**Records provided**:
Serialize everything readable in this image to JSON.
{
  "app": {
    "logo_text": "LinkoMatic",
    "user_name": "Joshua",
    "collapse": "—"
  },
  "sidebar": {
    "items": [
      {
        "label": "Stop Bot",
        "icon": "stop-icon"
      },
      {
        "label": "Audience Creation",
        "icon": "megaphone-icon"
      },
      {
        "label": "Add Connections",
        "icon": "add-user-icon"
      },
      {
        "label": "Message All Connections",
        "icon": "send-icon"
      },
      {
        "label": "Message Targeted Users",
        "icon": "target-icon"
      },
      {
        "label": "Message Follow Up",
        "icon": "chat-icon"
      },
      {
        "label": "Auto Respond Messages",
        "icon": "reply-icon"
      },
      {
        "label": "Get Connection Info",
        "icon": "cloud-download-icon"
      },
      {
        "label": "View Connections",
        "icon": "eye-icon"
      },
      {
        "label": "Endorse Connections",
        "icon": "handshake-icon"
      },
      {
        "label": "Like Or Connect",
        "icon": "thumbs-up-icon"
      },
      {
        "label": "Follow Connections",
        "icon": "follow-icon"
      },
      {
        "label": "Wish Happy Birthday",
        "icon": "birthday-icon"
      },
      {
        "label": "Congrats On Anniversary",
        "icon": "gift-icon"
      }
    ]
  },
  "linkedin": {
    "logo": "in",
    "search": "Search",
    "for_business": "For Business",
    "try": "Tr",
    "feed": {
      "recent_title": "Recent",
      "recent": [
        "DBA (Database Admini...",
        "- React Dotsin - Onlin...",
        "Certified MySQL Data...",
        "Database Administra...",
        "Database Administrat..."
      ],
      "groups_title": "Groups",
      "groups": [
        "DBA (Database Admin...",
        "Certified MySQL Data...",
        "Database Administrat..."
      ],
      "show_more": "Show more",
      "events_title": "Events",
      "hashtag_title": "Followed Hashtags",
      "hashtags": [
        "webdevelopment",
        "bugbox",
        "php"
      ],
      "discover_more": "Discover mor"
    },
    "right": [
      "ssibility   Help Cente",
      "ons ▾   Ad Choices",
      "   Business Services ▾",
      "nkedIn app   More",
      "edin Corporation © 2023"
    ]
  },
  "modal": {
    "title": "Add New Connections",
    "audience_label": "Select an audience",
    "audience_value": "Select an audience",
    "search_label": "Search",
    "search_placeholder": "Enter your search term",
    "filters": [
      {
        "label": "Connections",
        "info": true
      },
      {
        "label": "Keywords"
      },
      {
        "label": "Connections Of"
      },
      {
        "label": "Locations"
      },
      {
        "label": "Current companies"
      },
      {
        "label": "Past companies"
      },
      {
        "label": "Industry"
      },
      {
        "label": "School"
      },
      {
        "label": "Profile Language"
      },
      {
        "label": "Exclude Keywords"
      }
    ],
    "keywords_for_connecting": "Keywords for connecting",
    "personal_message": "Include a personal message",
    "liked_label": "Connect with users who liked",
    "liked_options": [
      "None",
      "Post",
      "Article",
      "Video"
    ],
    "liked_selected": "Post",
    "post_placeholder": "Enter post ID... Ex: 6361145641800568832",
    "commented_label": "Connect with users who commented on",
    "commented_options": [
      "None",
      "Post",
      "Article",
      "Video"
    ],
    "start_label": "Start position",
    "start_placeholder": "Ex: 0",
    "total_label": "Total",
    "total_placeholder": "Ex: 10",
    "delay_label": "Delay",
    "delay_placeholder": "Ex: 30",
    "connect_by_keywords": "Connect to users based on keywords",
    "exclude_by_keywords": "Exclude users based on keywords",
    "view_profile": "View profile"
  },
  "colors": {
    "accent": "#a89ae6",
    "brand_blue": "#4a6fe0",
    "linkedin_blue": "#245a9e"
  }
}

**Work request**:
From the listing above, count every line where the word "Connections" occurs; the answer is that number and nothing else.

**Answer section**:
8